• _TASK INSTRUCTIONS_: The pictures are to be left out when the listing below is reproduced word for word.

*** Opening STUDY MATERIAL ***

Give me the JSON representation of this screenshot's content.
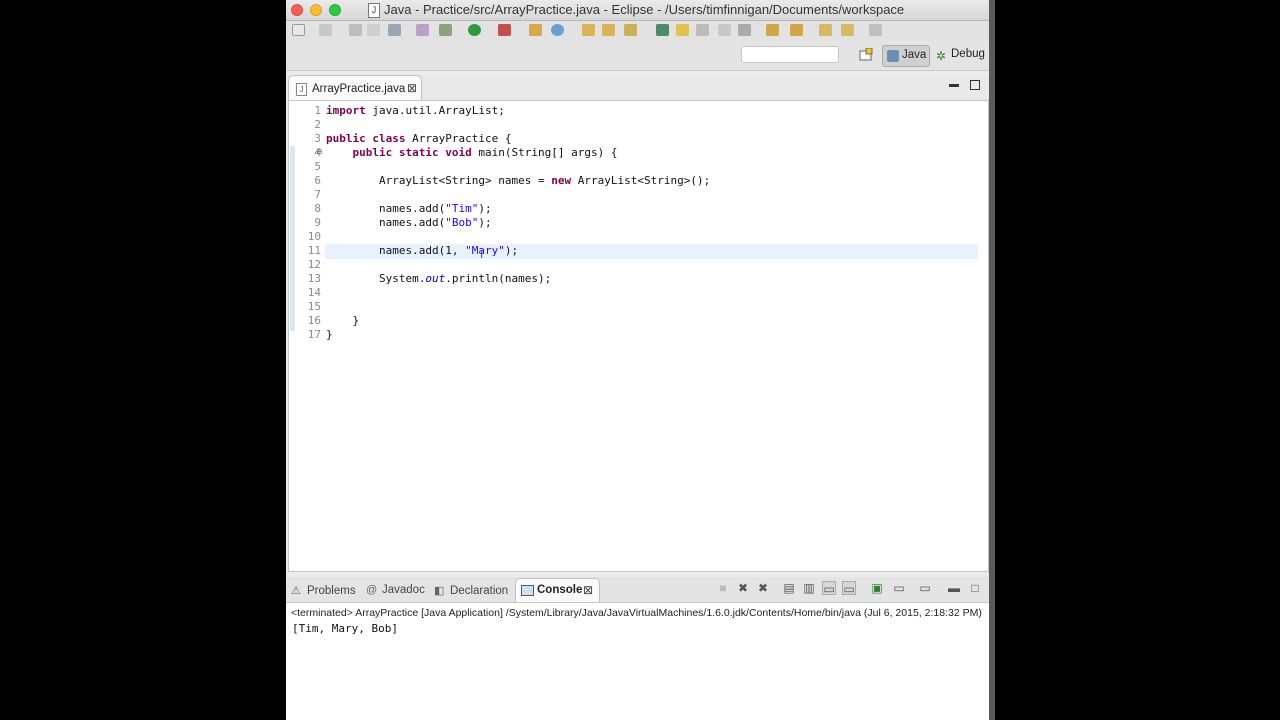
{
  "window": {
    "title": "Java - Practice/src/ArrayPractice.java - Eclipse - /Users/timfinnigan/Documents/workspace",
    "title_icon": "J"
  },
  "perspectives": [
    {
      "label": "Java",
      "active": true
    },
    {
      "label": "Debug",
      "active": false
    }
  ],
  "quick_access": {
    "value": ""
  },
  "editor": {
    "tab_label": "ArrayPractice.java",
    "line_numbers": [
      "1",
      "2",
      "3",
      "4",
      "5",
      "6",
      "7",
      "8",
      "9",
      "10",
      "11",
      "12",
      "13",
      "14",
      "15",
      "16",
      "17"
    ],
    "lines": [
      "import java.util.ArrayList;",
      "",
      "public class ArrayPractice {",
      "    public static void main(String[] args) {",
      "",
      "        ArrayList<String> names = new ArrayList<String>();",
      "",
      "        names.add(\"Tim\");",
      "        names.add(\"Bob\");",
      "",
      "        names.add(1, \"Mary\");",
      "",
      "        System.out.println(names);",
      "",
      "",
      "    }",
      "}"
    ],
    "current_line": 11
  },
  "console": {
    "tabs": [
      "Problems",
      "Javadoc",
      "Declaration",
      "Console"
    ],
    "active_tab": "Console",
    "terminated_text": "<terminated> ArrayPractice [Java Application] /System/Library/Java/JavaVirtualMachines/1.6.0.jdk/Contents/Home/bin/java (Jul 6, 2015, 2:18:32 PM)",
    "output": "[Tim, Mary, Bob]"
  },
  "colors": {
    "keyword": "#7f0055",
    "string": "#2a00ff",
    "field": "#0000c0",
    "current_line": "#e8f2fe"
  }
}
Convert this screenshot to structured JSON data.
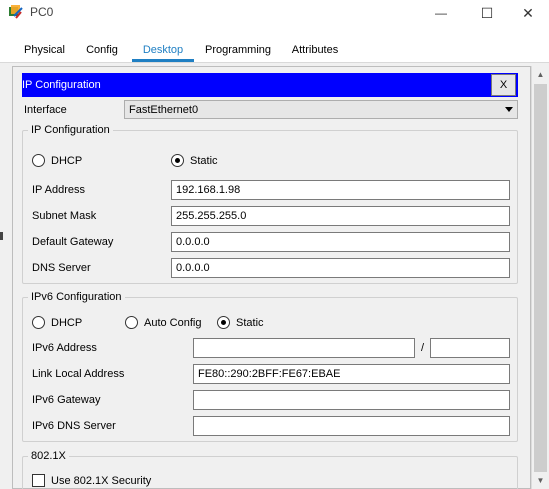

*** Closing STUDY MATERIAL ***

• _RESPONSE AREA_:
Give me the JSON representation of this screenshot's content.
{
  "window": {
    "title": "Java - Practice/src/ArrayPractice.java - Eclipse - /Users/timfinnigan/Documents/workspace",
    "title_icon": "J"
  },
  "perspectives": [
    {
      "label": "Java",
      "active": true
    },
    {
      "label": "Debug",
      "active": false
    }
  ],
  "quick_access": {
    "value": ""
  },
  "editor": {
    "tab_label": "ArrayPractice.java",
    "line_numbers": [
      "1",
      "2",
      "3",
      "4",
      "5",
      "6",
      "7",
      "8",
      "9",
      "10",
      "11",
      "12",
      "13",
      "14",
      "15",
      "16",
      "17"
    ],
    "lines": [
      "import java.util.ArrayList;",
      "",
      "public class ArrayPractice {",
      "    public static void main(String[] args) {",
      "",
      "        ArrayList<String> names = new ArrayList<String>();",
      "",
      "        names.add(\"Tim\");",
      "        names.add(\"Bob\");",
      "",
      "        names.add(1, \"Mary\");",
      "",
      "        System.out.println(names);",
      "",
      "",
      "    }",
      "}"
    ],
    "current_line": 11
  },
  "console": {
    "tabs": [
      "Problems",
      "Javadoc",
      "Declaration",
      "Console"
    ],
    "active_tab": "Console",
    "terminated_text": "<terminated> ArrayPractice [Java Application] /System/Library/Java/JavaVirtualMachines/1.6.0.jdk/Contents/Home/bin/java (Jul 6, 2015, 2:18:32 PM)",
    "output": "[Tim, Mary, Bob]"
  },
  "colors": {
    "keyword": "#7f0055",
    "string": "#2a00ff",
    "field": "#0000c0",
    "current_line": "#e8f2fe"
  }
}
Convert this screenshot to structured JSON data.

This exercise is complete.